Dataset rows describing interfaces
·····
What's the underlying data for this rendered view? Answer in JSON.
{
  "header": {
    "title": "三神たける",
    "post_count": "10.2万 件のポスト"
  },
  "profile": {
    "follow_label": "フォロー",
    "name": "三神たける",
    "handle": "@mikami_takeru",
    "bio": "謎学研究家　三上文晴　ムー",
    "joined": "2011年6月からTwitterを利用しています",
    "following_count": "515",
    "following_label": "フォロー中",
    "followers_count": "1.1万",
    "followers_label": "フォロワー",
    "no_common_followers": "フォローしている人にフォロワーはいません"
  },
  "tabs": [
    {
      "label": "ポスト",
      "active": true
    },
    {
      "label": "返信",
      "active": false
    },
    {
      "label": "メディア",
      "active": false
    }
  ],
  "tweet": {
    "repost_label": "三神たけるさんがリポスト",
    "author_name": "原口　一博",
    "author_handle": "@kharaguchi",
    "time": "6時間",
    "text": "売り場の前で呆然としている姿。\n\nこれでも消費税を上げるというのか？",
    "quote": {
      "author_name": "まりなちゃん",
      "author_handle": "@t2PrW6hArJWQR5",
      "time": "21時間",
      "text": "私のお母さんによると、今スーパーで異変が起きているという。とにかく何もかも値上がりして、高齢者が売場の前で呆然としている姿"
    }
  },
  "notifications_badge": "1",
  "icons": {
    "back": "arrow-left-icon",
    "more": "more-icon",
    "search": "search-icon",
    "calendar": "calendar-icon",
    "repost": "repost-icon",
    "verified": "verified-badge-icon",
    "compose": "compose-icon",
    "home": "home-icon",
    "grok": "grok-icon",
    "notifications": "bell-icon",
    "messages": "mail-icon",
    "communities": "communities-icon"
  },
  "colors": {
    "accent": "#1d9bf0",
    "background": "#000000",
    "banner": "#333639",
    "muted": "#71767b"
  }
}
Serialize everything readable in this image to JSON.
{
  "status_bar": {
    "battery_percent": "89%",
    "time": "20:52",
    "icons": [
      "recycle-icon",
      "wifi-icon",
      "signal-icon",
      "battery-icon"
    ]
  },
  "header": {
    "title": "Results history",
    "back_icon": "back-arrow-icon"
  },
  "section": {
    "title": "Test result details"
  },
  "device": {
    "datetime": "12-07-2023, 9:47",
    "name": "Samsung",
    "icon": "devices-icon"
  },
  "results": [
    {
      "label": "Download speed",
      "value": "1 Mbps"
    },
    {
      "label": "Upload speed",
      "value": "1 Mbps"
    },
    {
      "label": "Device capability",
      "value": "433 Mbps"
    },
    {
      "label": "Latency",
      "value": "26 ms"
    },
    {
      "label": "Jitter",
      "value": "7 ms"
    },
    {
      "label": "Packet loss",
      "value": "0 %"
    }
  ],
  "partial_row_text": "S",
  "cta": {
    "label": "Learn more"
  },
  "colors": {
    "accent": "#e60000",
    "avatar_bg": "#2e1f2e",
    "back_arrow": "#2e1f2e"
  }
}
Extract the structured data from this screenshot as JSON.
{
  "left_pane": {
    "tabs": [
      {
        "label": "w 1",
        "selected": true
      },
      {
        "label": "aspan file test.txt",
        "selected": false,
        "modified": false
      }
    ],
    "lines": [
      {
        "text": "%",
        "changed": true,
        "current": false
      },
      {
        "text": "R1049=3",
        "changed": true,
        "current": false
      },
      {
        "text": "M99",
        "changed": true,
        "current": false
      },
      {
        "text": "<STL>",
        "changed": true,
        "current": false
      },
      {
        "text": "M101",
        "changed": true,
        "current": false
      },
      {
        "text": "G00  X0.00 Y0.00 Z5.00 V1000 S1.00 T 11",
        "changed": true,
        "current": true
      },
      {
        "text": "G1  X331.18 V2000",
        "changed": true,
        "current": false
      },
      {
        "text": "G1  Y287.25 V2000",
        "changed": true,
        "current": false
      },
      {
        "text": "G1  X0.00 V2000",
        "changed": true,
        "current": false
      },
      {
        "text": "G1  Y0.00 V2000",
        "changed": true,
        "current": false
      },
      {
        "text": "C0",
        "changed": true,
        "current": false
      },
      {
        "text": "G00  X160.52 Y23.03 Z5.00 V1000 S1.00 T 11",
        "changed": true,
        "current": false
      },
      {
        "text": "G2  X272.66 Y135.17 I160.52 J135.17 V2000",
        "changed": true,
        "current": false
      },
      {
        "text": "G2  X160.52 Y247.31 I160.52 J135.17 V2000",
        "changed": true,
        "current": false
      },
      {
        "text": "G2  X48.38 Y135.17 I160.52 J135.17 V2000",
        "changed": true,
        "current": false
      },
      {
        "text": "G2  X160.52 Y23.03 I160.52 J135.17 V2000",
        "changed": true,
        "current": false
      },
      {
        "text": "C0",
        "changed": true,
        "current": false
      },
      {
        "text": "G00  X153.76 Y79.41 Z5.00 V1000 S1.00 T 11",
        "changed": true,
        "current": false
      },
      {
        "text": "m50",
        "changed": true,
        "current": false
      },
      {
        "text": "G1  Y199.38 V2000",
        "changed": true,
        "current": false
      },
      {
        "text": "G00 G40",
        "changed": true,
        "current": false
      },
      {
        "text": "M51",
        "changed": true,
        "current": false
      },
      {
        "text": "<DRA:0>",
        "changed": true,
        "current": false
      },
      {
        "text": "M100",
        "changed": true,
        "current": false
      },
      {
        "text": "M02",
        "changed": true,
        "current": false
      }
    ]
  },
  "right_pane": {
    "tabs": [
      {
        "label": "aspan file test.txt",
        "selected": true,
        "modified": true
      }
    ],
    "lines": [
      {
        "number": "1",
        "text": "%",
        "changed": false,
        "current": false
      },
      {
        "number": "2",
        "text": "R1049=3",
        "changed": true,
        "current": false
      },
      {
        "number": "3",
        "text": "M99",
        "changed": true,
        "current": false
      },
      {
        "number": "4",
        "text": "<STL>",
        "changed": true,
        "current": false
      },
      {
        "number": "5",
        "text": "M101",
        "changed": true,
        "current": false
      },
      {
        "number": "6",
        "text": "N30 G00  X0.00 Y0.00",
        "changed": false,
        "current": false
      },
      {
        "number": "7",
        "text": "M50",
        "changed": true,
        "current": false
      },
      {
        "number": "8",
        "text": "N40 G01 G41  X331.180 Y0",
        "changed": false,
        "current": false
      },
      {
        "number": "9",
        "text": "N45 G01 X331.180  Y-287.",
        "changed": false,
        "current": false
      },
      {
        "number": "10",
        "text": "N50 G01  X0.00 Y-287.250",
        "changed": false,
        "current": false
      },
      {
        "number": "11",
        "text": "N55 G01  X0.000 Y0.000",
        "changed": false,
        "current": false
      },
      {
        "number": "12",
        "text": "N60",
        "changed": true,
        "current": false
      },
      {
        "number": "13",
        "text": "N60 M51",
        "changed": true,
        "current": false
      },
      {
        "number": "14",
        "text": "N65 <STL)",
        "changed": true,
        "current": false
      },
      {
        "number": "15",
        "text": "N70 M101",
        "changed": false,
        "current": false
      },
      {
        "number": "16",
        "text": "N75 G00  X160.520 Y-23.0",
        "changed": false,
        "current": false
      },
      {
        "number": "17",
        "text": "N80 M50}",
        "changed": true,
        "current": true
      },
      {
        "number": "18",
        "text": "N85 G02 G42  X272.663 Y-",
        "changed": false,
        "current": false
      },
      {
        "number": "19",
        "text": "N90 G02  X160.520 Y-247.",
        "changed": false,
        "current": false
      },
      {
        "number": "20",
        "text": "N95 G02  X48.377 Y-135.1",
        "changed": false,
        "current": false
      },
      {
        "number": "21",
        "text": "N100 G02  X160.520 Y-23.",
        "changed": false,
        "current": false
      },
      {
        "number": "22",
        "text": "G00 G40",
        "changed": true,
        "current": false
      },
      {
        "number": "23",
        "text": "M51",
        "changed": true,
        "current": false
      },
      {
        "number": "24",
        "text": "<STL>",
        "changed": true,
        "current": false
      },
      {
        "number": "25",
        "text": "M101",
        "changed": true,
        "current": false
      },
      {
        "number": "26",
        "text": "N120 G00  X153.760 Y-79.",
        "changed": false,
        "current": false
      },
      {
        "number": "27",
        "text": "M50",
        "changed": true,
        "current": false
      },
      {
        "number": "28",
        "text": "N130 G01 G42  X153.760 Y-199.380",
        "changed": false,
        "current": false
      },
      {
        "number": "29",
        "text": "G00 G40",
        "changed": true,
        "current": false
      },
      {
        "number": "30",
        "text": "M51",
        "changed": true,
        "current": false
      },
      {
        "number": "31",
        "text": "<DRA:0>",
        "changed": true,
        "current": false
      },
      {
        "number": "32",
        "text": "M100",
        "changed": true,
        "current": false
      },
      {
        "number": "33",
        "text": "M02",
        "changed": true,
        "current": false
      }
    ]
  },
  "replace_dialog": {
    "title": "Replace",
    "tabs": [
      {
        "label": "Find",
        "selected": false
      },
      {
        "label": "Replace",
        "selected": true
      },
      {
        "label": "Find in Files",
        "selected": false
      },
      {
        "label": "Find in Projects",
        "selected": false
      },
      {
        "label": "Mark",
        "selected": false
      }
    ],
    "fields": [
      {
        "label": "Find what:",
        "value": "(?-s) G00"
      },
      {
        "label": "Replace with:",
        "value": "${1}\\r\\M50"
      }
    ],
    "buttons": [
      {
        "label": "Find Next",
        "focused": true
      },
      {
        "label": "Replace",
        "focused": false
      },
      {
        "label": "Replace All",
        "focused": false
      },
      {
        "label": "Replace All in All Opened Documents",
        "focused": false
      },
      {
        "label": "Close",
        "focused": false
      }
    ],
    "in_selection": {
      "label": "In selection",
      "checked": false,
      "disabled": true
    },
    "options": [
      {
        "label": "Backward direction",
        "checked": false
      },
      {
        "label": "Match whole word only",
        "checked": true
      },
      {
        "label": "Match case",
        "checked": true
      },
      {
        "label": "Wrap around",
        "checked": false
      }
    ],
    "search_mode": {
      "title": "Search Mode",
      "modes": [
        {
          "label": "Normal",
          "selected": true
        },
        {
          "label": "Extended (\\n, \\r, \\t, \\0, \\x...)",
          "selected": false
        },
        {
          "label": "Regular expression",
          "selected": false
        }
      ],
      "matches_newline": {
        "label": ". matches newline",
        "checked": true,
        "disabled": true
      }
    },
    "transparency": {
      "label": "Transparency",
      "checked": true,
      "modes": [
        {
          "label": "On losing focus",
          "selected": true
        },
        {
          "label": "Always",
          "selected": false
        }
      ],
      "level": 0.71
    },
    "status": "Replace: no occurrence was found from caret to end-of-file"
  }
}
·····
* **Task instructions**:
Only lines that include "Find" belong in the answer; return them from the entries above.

* **Task solution**:
        "label": "Find",
        "label": "Find in Files",
        "label": "Find in Projects",
        "label": "Find what:",
        "label": "Find Next",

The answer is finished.